Traumatic brain injury from accidents, falls and violent attacks is the leading cause of death and disability amongst young adults, and it is a growing problem amongst older people, too. So what actually happens inside your skull when you have a traumatic brain injury? We asked leading expert Professor David Menon from the University of Cambridge in the UK.
"What most lay people think about is if you have a traumatic brain injury you have a bang on the side of your head, there's a local injury to the skull, and maybe the underlying brain is injured. That does happen, particularly if there's a fracture of the skull, and the skull is driven into the brain. But that's unusual," says Menon.
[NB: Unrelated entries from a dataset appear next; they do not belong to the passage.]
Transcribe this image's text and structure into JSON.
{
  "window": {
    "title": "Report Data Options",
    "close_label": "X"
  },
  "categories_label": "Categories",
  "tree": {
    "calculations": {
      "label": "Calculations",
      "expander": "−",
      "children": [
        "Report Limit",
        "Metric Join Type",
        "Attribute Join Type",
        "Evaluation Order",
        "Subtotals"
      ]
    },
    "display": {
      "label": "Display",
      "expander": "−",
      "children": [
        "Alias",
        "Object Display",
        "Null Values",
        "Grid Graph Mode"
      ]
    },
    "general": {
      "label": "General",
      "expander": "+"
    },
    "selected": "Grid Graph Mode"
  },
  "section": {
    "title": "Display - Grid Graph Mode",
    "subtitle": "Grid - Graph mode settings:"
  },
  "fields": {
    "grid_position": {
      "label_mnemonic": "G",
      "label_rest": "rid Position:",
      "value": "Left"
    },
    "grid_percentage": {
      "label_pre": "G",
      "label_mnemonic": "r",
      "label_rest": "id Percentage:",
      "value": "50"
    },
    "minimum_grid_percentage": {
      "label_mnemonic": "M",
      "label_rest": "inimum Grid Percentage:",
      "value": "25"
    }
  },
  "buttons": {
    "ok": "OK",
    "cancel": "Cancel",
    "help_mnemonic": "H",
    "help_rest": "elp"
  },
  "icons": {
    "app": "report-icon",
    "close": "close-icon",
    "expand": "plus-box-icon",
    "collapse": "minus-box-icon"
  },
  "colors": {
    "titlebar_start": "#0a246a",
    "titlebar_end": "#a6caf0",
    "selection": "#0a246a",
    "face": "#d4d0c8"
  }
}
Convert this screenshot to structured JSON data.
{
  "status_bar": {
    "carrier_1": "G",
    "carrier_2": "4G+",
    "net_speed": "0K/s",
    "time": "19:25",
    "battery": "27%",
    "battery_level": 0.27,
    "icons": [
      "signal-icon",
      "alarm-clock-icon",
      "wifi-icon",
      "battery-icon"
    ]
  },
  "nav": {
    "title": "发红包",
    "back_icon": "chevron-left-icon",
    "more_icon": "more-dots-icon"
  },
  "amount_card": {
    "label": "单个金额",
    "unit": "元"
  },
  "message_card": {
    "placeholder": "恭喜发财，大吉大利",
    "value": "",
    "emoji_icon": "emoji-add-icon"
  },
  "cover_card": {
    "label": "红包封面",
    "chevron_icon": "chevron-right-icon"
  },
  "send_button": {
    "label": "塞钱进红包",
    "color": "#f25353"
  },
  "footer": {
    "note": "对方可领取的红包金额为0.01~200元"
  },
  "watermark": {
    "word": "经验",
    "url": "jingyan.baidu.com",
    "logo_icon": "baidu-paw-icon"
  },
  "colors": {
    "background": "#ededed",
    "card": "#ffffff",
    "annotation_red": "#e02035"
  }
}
He adds: "The two sorts of things that are much more common is that with high velocity injuries the brain is moving and the skull is moving, and then when the skull impacts something it stops moving. But the brain continues to move and hits it, the inside of the skull. The inside of the skull tends to be very rigid, and has sharp points on it, so that movement against the inside surface of the skull can cause bruising of the surface of the brain, what we call a contusion. It can also cause tearing of blood vessels and cause bleeding on the surface of the brain or inside the brain. Now all of these are abnormalities we can see on Cat scans, the routine scans that we get when patients come in."
Menon concludes by saying: "The third kind of injury can be a hidden kind of injury on conventional scanners. And that is a tearing of nerve fibres. So all the nerve fibres that come up from the spinal cord and go into the brain and fan out into the brain, and similarly all the nerve fibres that come down from the brain and go into the spinal cord, are individual stalks that are coming down. When there's a rapid acceleration, or deceleration, when the brain suddenly starts moving and stops moving, then these can tear, and cause what we call traumatic axonal injuries. So the axon is the nerve fibre. Those are not picked up easily on Cat scans. They show up on MRI, either directly or because of the blood vessels that tear alongside, and they are probably the most important cause of severe disability."